*** Task data ***

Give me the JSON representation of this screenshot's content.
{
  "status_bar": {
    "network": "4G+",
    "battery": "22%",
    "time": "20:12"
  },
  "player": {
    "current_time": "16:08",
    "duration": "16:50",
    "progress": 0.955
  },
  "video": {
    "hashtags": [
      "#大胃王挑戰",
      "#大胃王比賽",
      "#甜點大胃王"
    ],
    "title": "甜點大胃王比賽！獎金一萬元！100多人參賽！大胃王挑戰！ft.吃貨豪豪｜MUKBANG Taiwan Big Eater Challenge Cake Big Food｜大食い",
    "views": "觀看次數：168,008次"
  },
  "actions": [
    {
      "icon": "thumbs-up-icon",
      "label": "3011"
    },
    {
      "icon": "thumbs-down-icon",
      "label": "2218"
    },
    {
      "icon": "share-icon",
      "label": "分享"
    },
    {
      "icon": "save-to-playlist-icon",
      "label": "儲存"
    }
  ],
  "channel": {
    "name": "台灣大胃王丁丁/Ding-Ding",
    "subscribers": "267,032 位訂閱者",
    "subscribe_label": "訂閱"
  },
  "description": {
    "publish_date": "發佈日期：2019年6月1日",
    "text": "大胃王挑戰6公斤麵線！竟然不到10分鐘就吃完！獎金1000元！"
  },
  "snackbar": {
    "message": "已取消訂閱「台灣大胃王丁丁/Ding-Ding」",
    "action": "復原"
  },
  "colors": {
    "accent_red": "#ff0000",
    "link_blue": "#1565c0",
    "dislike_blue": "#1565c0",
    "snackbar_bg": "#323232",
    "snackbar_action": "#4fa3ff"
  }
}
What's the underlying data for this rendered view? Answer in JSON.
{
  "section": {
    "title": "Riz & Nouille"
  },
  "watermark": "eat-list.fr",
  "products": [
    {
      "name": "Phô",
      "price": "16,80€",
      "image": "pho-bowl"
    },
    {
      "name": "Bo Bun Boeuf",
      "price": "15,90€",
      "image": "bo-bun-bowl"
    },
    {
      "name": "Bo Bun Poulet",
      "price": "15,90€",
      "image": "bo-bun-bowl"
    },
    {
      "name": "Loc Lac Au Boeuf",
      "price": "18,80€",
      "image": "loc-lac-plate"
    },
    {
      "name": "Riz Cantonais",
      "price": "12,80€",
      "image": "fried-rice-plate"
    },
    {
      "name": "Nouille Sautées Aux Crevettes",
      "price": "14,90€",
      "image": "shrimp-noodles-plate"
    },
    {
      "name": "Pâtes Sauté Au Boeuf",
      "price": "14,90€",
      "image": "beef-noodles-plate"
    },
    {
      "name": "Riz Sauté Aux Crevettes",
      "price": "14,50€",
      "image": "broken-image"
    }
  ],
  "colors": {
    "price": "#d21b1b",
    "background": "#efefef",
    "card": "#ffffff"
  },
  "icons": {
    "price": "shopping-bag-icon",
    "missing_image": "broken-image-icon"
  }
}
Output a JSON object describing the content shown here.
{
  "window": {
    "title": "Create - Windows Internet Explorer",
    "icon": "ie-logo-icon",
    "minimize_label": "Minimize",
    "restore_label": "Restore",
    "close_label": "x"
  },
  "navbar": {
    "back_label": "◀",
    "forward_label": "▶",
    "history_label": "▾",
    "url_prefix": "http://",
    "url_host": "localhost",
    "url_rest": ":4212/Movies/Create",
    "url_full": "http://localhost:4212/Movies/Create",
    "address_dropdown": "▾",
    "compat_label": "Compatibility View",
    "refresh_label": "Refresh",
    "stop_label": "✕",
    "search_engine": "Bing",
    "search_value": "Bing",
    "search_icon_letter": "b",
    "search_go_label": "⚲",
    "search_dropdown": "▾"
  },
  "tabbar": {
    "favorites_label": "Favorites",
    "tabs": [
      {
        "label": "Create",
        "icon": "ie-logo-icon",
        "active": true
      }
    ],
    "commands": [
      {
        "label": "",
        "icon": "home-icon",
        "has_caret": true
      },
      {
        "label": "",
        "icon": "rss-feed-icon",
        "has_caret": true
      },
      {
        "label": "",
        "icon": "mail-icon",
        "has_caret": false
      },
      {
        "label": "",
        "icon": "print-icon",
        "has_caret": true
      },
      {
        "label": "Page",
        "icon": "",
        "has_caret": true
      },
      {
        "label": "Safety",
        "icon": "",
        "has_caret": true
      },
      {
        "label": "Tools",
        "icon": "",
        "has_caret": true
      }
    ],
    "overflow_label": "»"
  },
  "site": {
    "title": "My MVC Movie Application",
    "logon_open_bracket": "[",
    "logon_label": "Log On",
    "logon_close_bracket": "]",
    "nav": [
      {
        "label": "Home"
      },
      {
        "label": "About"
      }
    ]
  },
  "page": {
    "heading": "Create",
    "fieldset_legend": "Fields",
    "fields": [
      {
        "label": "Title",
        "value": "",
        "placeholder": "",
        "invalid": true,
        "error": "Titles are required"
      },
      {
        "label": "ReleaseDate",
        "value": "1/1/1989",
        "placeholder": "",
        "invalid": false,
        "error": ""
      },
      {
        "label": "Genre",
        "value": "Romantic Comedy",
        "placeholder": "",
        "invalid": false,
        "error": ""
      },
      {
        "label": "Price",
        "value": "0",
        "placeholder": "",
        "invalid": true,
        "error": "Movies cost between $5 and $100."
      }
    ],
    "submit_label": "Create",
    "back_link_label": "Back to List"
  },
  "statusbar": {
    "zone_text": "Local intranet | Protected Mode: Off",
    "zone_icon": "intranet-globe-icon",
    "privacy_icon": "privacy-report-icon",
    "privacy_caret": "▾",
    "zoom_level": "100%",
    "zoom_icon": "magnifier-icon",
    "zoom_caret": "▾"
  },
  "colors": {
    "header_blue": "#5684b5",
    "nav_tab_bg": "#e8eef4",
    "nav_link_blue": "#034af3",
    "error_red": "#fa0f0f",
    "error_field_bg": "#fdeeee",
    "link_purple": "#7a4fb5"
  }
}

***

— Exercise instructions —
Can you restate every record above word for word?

— Answer space —
Give me the JSON representation of this screenshot's content.
{
  "status_bar": {
    "network": "4G+",
    "battery": "22%",
    "time": "20:12"
  },
  "player": {
    "current_time": "16:08",
    "duration": "16:50",
    "progress": 0.955
  },
  "video": {
    "hashtags": [
      "#大胃王挑戰",
      "#大胃王比賽",
      "#甜點大胃王"
    ],
    "title": "甜點大胃王比賽！獎金一萬元！100多人參賽！大胃王挑戰！ft.吃貨豪豪｜MUKBANG Taiwan Big Eater Challenge Cake Big Food｜大食い",
    "views": "觀看次數：168,008次"
  },
  "actions": [
    {
      "icon": "thumbs-up-icon",
      "label": "3011"
    },
    {
      "icon": "thumbs-down-icon",
      "label": "2218"
    },
    {
      "icon": "share-icon",
      "label": "分享"
    },
    {
      "icon": "save-to-playlist-icon",
      "label": "儲存"
    }
  ],
  "channel": {
    "name": "台灣大胃王丁丁/Ding-Ding",
    "subscribers": "267,032 位訂閱者",
    "subscribe_label": "訂閱"
  },
  "description": {
    "publish_date": "發佈日期：2019年6月1日",
    "text": "大胃王挑戰6公斤麵線！竟然不到10分鐘就吃完！獎金1000元！"
  },
  "snackbar": {
    "message": "已取消訂閱「台灣大胃王丁丁/Ding-Ding」",
    "action": "復原"
  },
  "colors": {
    "accent_red": "#ff0000",
    "link_blue": "#1565c0",
    "dislike_blue": "#1565c0",
    "snackbar_bg": "#323232",
    "snackbar_action": "#4fa3ff"
  }
}
What's the underlying data for this rendered view? Answer in JSON.
{
  "section": {
    "title": "Riz & Nouille"
  },
  "watermark": "eat-list.fr",
  "products": [
    {
      "name": "Phô",
      "price": "16,80€",
      "image": "pho-bowl"
    },
    {
      "name": "Bo Bun Boeuf",
      "price": "15,90€",
      "image": "bo-bun-bowl"
    },
    {
      "name": "Bo Bun Poulet",
      "price": "15,90€",
      "image": "bo-bun-bowl"
    },
    {
      "name": "Loc Lac Au Boeuf",
      "price": "18,80€",
      "image": "loc-lac-plate"
    },
    {
      "name": "Riz Cantonais",
      "price": "12,80€",
      "image": "fried-rice-plate"
    },
    {
      "name": "Nouille Sautées Aux Crevettes",
      "price": "14,90€",
      "image": "shrimp-noodles-plate"
    },
    {
      "name": "Pâtes Sauté Au Boeuf",
      "price": "14,90€",
      "image": "beef-noodles-plate"
    },
    {
      "name": "Riz Sauté Aux Crevettes",
      "price": "14,50€",
      "image": "broken-image"
    }
  ],
  "colors": {
    "price": "#d21b1b",
    "background": "#efefef",
    "card": "#ffffff"
  },
  "icons": {
    "price": "shopping-bag-icon",
    "missing_image": "broken-image-icon"
  }
}
Output a JSON object describing the content shown here.
{
  "window": {
    "title": "Create - Windows Internet Explorer",
    "icon": "ie-logo-icon",
    "minimize_label": "Minimize",
    "restore_label": "Restore",
    "close_label": "x"
  },
  "navbar": {
    "back_label": "◀",
    "forward_label": "▶",
    "history_label": "▾",
    "url_prefix": "http://",
    "url_host": "localhost",
    "url_rest": ":4212/Movies/Create",
    "url_full": "http://localhost:4212/Movies/Create",
    "address_dropdown": "▾",
    "compat_label": "Compatibility View",
    "refresh_label": "Refresh",
    "stop_label": "✕",
    "search_engine": "Bing",
    "search_value": "Bing",
    "search_icon_letter": "b",
    "search_go_label": "⚲",
    "search_dropdown": "▾"
  },
  "tabbar": {
    "favorites_label": "Favorites",
    "tabs": [
      {
        "label": "Create",
        "icon": "ie-logo-icon",
        "active": true
      }
    ],
    "commands": [
      {
        "label": "",
        "icon": "home-icon",
        "has_caret": true
      },
      {
        "label": "",
        "icon": "rss-feed-icon",
        "has_caret": true
      },
      {
        "label": "",
        "icon": "mail-icon",
        "has_caret": false
      },
      {
        "label": "",
        "icon": "print-icon",
        "has_caret": true
      },
      {
        "label": "Page",
        "icon": "",
        "has_caret": true
      },
      {
        "label": "Safety",
        "icon": "",
        "has_caret": true
      },
      {
        "label": "Tools",
        "icon": "",
        "has_caret": true
      }
    ],
    "overflow_label": "»"
  },
  "site": {
    "title": "My MVC Movie Application",
    "logon_open_bracket": "[",
    "logon_label": "Log On",
    "logon_close_bracket": "]",
    "nav": [
      {
        "label": "Home"
      },
      {
        "label": "About"
      }
    ]
  },
  "page": {
    "heading": "Create",
    "fieldset_legend": "Fields",
    "fields": [
      {
        "label": "Title",
        "value": "",
        "placeholder": "",
        "invalid": true,
        "error": "Titles are required"
      },
      {
        "label": "ReleaseDate",
        "value": "1/1/1989",
        "placeholder": "",
        "invalid": false,
        "error": ""
      },
      {
        "label": "Genre",
        "value": "Romantic Comedy",
        "placeholder": "",
        "invalid": false,
        "error": ""
      },
      {
        "label": "Price",
        "value": "0",
        "placeholder": "",
        "invalid": true,
        "error": "Movies cost between $5 and $100."
      }
    ],
    "submit_label": "Create",
    "back_link_label": "Back to List"
  },
  "statusbar": {
    "zone_text": "Local intranet | Protected Mode: Off",
    "zone_icon": "intranet-globe-icon",
    "privacy_icon": "privacy-report-icon",
    "privacy_caret": "▾",
    "zoom_level": "100%",
    "zoom_icon": "magnifier-icon",
    "zoom_caret": "▾"
  },
  "colors": {
    "header_blue": "#5684b5",
    "nav_tab_bg": "#e8eef4",
    "nav_link_blue": "#034af3",
    "error_red": "#fa0f0f",
    "error_field_bg": "#fdeeee",
    "link_purple": "#7a4fb5"
  }
}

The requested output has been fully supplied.